An extremely disappointing Q1 GDP revision was brushed aside by US markets yesterday, with markets choosing to hang their hats on more recent economic data, which continues to show improvements in patches.
Durable goods for May were also disappointing, but services data was surprisingly resilient in June, coming in its best level in four years.
This rebound in US markets should translate into a positive European open this morning, though any upside is likely to remain constrained by concerns about events in Iraq.
This services data prompted a couple of banks to revise their Q2 forecasts for GDP up to 4%,
but given that at least one of these banks had Q1 GDP tracking at 2.8% earlier this year one has to question how much more accurate these new assessments will be.
While some of the recent data does point to a better quarter
the fact that the quarter was so bad does make you question why the subsequent rebound hasn't been equally as strong, given the data we've seen so far.
It also means that the US economy is much further back in terms of resilience and health
than markets have been pricing in since March, and it could well take much longer than expected to make up this lost ground.
The monthly jobs data has been average at best,
while retail sales data has been no better than Q1 thus far. It therefore suggests that these growth upgrades seem somewhat premature on the basis of the data so far.
Yesterday's data also reinforces why the Federal Reserve was so cautious
in its economic assessment last week, when it downgraded its growth forecast for this year. The concern still remains that the central bank is underestimating the inflation risks after last week's strong CPI number and recent price rises in some of the manufacturing surveys.
Given recent rises in oil prices, US crude prices are up over 14% from their lowest point in January this year, the risk is that this could filter through into higher prices in the coming weeks and months.

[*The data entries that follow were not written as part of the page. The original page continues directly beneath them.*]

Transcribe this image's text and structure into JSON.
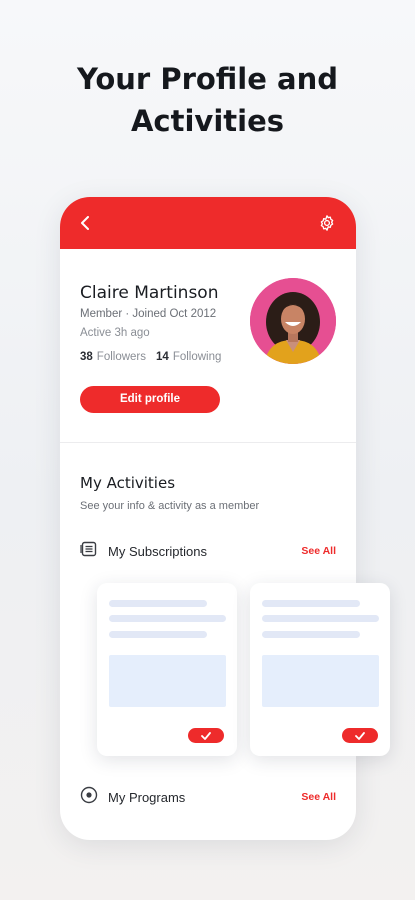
{
  "headline": {
    "line1": "Your Profile and",
    "line2": "Activities"
  },
  "topbar": {
    "back_icon": "chevron-left-icon",
    "settings_icon": "gear-icon",
    "color": "#ee2b2b"
  },
  "profile": {
    "name": "Claire Martinson",
    "meta": "Member · Joined Oct 2012",
    "active": "Active 3h ago",
    "followers_count": "38",
    "followers_label": "Followers",
    "following_count": "14",
    "following_label": "Following",
    "edit_label": "Edit profile"
  },
  "activities": {
    "title": "My Activities",
    "subtitle": "See your info & activity as a member",
    "subscriptions": {
      "label": "My Subscriptions",
      "see_all": "See All",
      "icon": "list-icon"
    },
    "programs": {
      "label": "My Programs",
      "see_all": "See All",
      "icon": "play-circle-icon"
    }
  },
  "accent_color": "#ee2b2b"
}
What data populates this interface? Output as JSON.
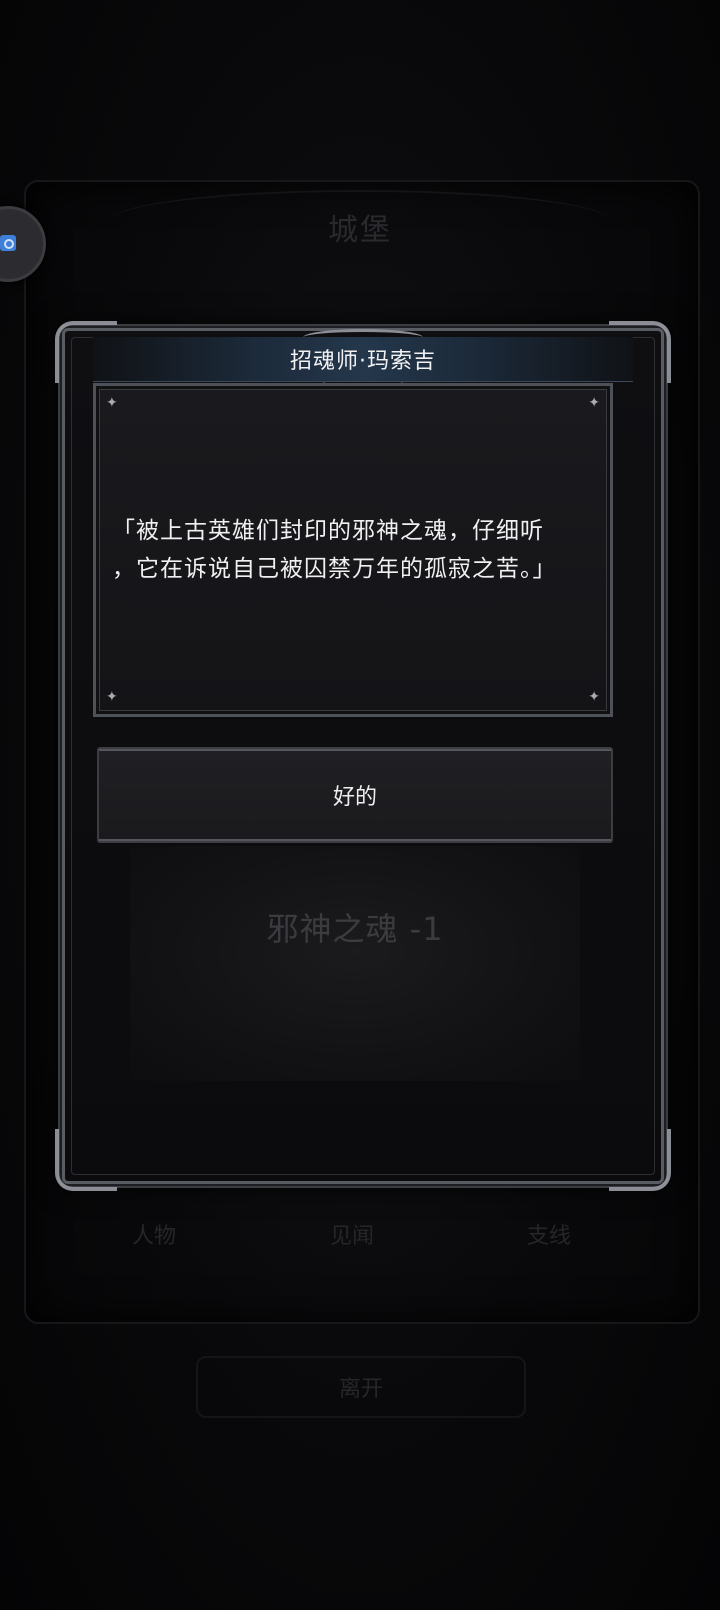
{
  "background": {
    "title": "城堡",
    "tabs": [
      "人物",
      "见闻",
      "支线"
    ],
    "leave_label": "离开"
  },
  "dialog": {
    "npc_name": "招魂师·玛索吉",
    "text": "「被上古英雄们封印的邪神之魂，仔细听\n，它在诉说自己被囚禁万年的孤寂之苦。」",
    "option_label": "好的",
    "item_label": "邪神之魂 -1"
  },
  "icons": {
    "sparkle": "✦",
    "assistant": "floating-assistant-icon"
  },
  "colors": {
    "title_bar_accent": "#24374b",
    "frame_silver": "#9a9ca4",
    "assistant_blue": "#3e7fd9"
  }
}
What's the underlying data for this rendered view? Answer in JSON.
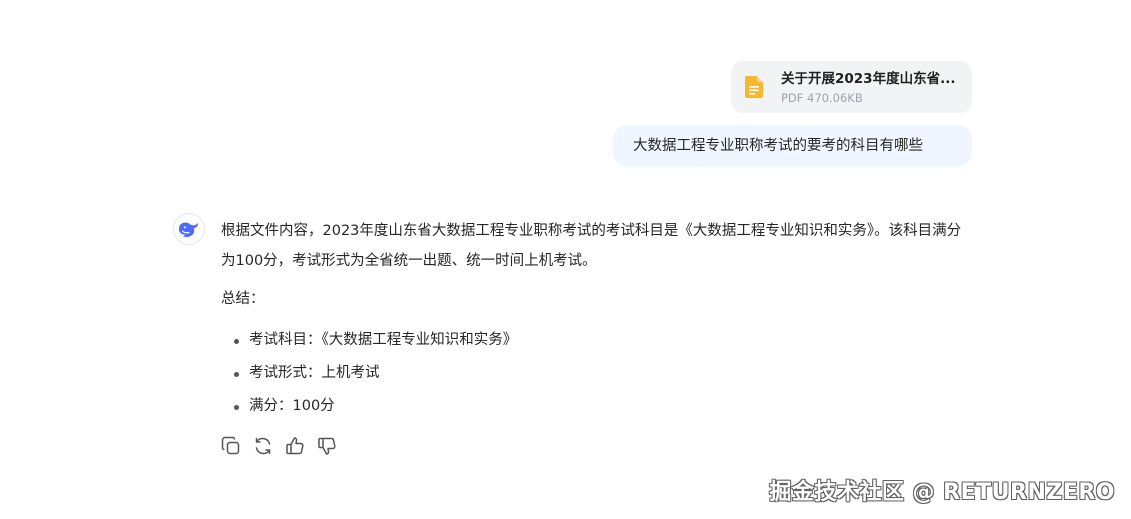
{
  "attachment": {
    "file_name": "关于开展2023年度山东省...",
    "file_meta": "PDF 470.06KB",
    "icon": "document-icon"
  },
  "user_message": "大数据工程专业职称考试的要考的科目有哪些",
  "assistant": {
    "avatar_icon": "whale-logo-icon",
    "paragraph_1": "根据文件内容，2023年度山东省大数据工程专业职称考试的考试科目是《大数据工程专业知识和实务》。该科目满分为100分，考试形式为全省统一出题、统一时间上机考试。",
    "summary_label": "总结：",
    "bullets": [
      "考试科目：《大数据工程专业知识和实务》",
      "考试形式：上机考试",
      "满分：100分"
    ]
  },
  "actions": {
    "copy": "copy-icon",
    "regenerate": "regenerate-icon",
    "like": "thumbs-up-icon",
    "dislike": "thumbs-down-icon"
  },
  "watermark": "掘金技术社区 @ RETURNZERO",
  "colors": {
    "file_icon": "#f5b82e",
    "user_bubble_bg": "#eff6ff",
    "brand_blue": "#4d6bfe"
  }
}
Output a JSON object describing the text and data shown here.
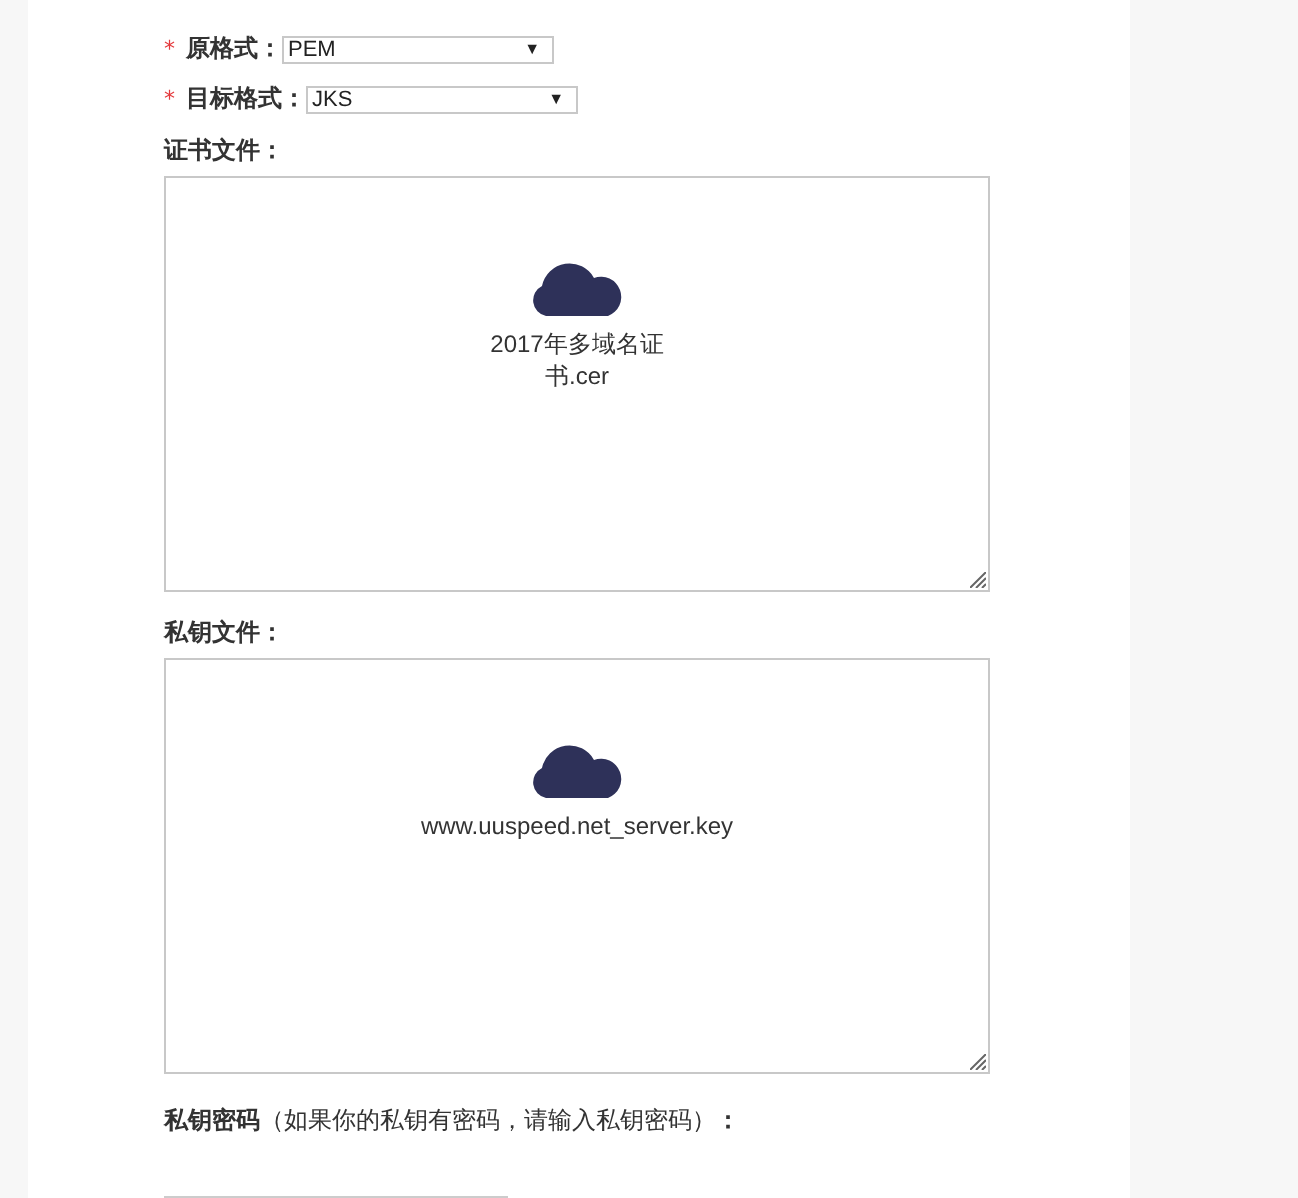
{
  "format_fields": [
    {
      "required_mark": "*",
      "label": "原格式：",
      "value": "PEM",
      "caret": "▼"
    },
    {
      "required_mark": "*",
      "label": "目标格式：",
      "value": "JKS",
      "caret": "▼"
    }
  ],
  "upload_areas": [
    {
      "label": "证书文件：",
      "file_name": "2017年多域名证书.cer"
    },
    {
      "label": "私钥文件：",
      "file_name": "www.uuspeed.net_server.key"
    }
  ],
  "password": {
    "label": "私钥密码",
    "hint": "（如果你的私钥有密码，请输入私钥密码）",
    "suffix": "："
  }
}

The Fed's preferred measure of inflation, PCE for May
is expected to rise from 1.4% to 1.5%, but could show a bigger rise, reinforcing concerns that the Fed is underestimating the inflation risk.
On the consumer front personal income and spending data is expected to show rises of 0.4%.
Weekly jobless claims
are expected to come in at 311k.
In the UK the Bank of England governor Mark Carney at the latest Financial Stability Review
is expected to announce some new measures to curb risky mortgage lending, as concerns about a UK housing bubble continue to resonate.
– the price action continues to compress below the broader resistance below 1.3670, but above last Friday's low at 1.3560. Only a move beyond 1.3675 argues for a move back towards 1.3780. We also have key trend support from the 2012 lows at 1.2045, which now comes in just above 1.3465.
– the pound tried to push beyond 1.7000 yesterday but found it difficult to sustain with the air remaining a little thin for the moment. We could well see a move back towards 1.6910, after closing below 1.7000 yesterday. A drop below 1.6910 sees major support all the way back at the 100 day MA at 1.6725.
The risk remains for a move towards 1.7330 the 50% retracement of the decline from the 2007 highs at 2.1160 and the lows at 1.3500 in 2009. Ideally we need to see a monthly close above 1.7000 for this to unfold.
– we appear to be forming a short term base just above the 0.7960 area which continues to hold the downside. As such we remain at risk for a pullback towards the 0.8085 area if we sustain a move above 0.8035. The pressure remains on the downside while we remain below trend line resistance from the March highs sitting just below the 0.8110 level, with a longer term target at 0.7880.
– bounced off 200 day MA support at 101.60 yesterday and as such still in range, with a move back through the 200 day MA needed to retarget the range trade lows of this month near 101.00. The range highs remain anywhere below the 103.00 area and last weeks high at 102.75.
CMC Markets is an execution only provider. The material (whether or not it states any opinions) is for general information purposes only, and does not take into account your personal circumstances or objectives. Nothing in this material is (or should be considered to be) financial, investment or other advice on which reliance should be placed. No opinion given in the material constitutes a recommendation by CMC Markets or the author that any particular investment, security, transaction or investment strategy is suitable for any specific person.